Burdens.  Bearing the sorrow of kids who aren't coping.  Mostly other peoples' whom we see in the clinic, and listen to, and pray for, and ache over.  There is a high cost to this life, and much of it is borne by our children.  

Rejoicing.  The best for last:  a very very generous and faithful friend, who has supported BundiNutrition heavily over the years, decided to step in the gap for Christ School this year.  Please thank God, and pray for this family to be blessed with the same measure they are pouring out for us.  This gift and other responses to the recent appeal reassure us that in spite of opposition and set-back and disappointment, God still has plans to use CSB for the Kingdom.  A key family whom the Johnsons had hoped to work with mutually decided their gifts would fit better elsewhere, which was a huge loss all around, so this unexpected bounty of provision was well timed.

That's a taste of a Kijabe weekend.  Driving rain and moments of golden sun, premier league football on the television, Caleb and a handful of RVA students singing the Hallelujah Chorus with the local church choir in worship this morning, greeting hospital friends on the road, pondering management of a syphilitic rash or an obstructed bowel, gathering a gaggle of 10th grade girls for cookie baking, trying to think clearly in weariness, this is life.

1 comment:

Karen said...
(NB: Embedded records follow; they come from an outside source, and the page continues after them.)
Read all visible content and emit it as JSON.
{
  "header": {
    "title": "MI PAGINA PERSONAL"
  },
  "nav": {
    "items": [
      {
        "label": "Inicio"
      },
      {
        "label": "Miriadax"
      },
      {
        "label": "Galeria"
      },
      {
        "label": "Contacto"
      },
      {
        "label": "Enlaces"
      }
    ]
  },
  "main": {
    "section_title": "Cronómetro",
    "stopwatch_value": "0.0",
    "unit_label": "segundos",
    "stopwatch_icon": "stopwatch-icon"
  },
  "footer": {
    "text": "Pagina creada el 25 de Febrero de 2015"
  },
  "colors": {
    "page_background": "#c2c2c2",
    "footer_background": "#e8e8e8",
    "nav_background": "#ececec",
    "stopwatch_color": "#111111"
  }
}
May God continue to be your strength!
Grateful for this faithful, faithful donor. This one has blessed Bundibugyo over and over again.